"The oil companies should come clean and admit that dealing with an oil spill in the icy extremes of the Arctic would be exceptionally difficult. The infrastructure to mount a big clean-up operation is simply not in place and conventional oil spill response techniques have not been proven to work in such severe conditions.
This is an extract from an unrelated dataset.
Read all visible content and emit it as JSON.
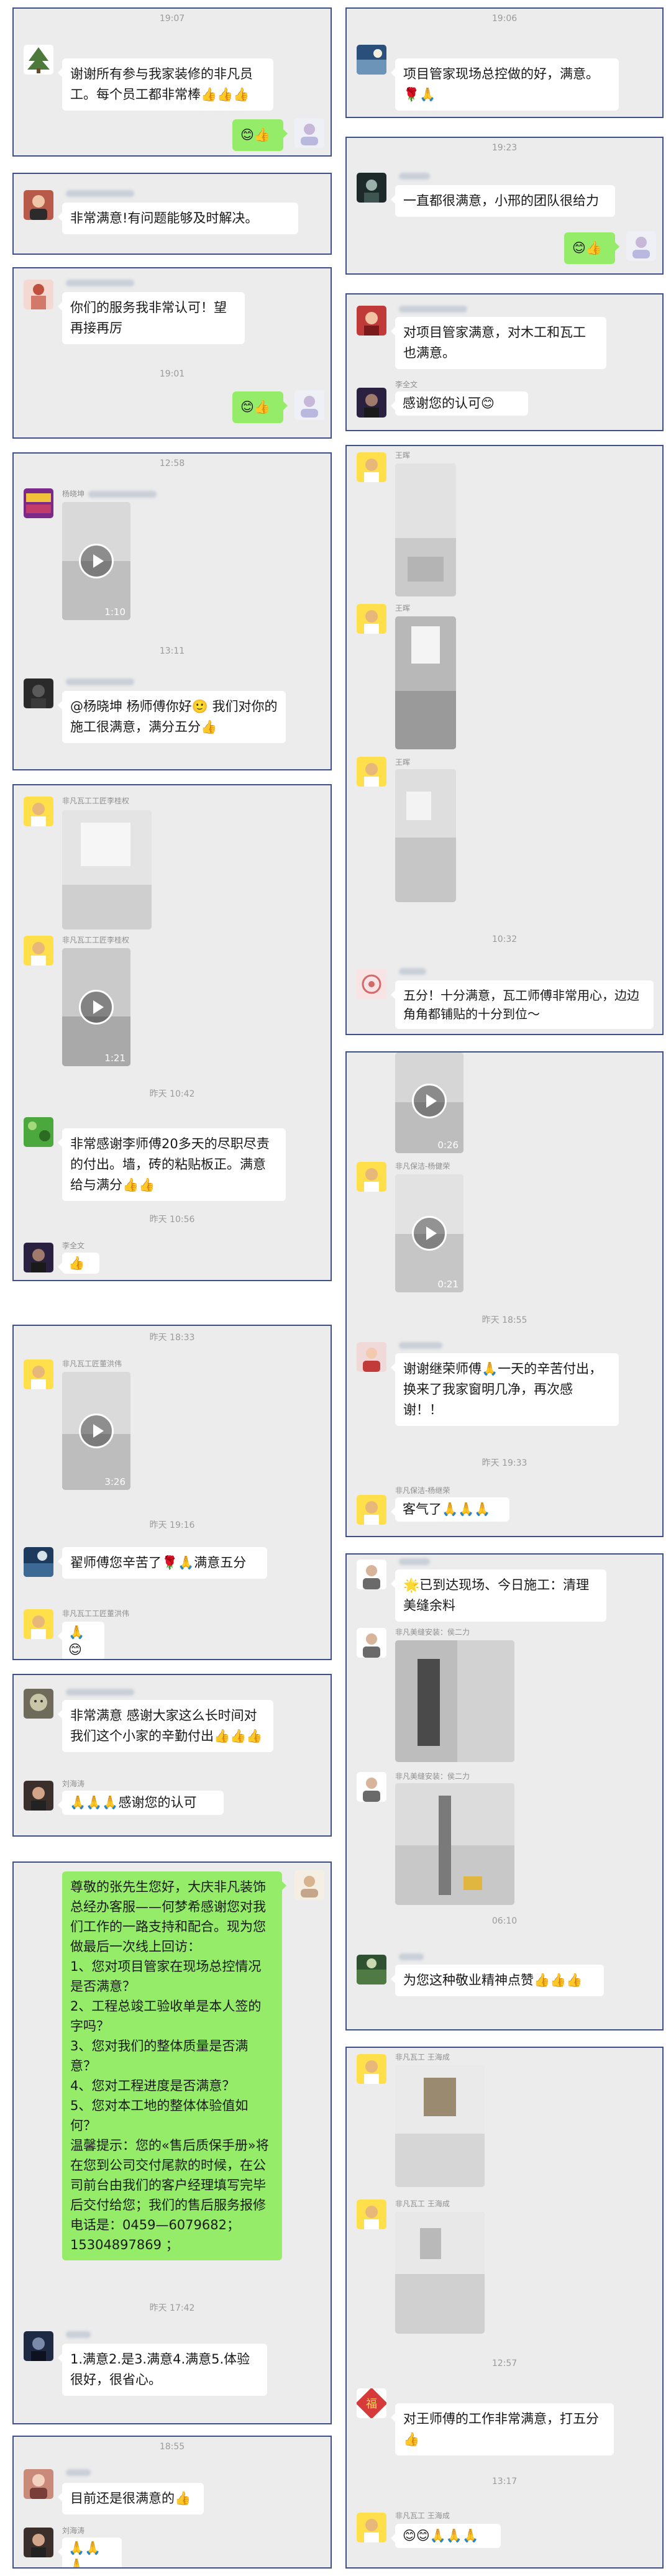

Drilling is only currently feasible in the Arctic during a short summer window when it is relatively ice-free.
We heard compelling evidence that if a blow-out occurred just before the dark Arctic winter returned it may not be possible to cap it until the following summer - potentially leaving oil spewing out under the ice for six months or more with devastating consequences for wildlife"
Instead, in the ultimate of ironies Shell has actually taken Greenpeace International to court in Holland.
Shell is getting testy and says it wants to protect its $4.5 billion investment in the Arctic off the coast of the Arctic.
Shell claims that Greenpeace's actions and demonstrations “have gone well beyond the limits of acceptable protest.”
But it's great to see at least one international oil company acting responsibly in the Arctic.This responsible action is predicated not just on the risks of an oil spill which are a question of when , not if, but also on the basis that we consumers will not like their product if they proceed.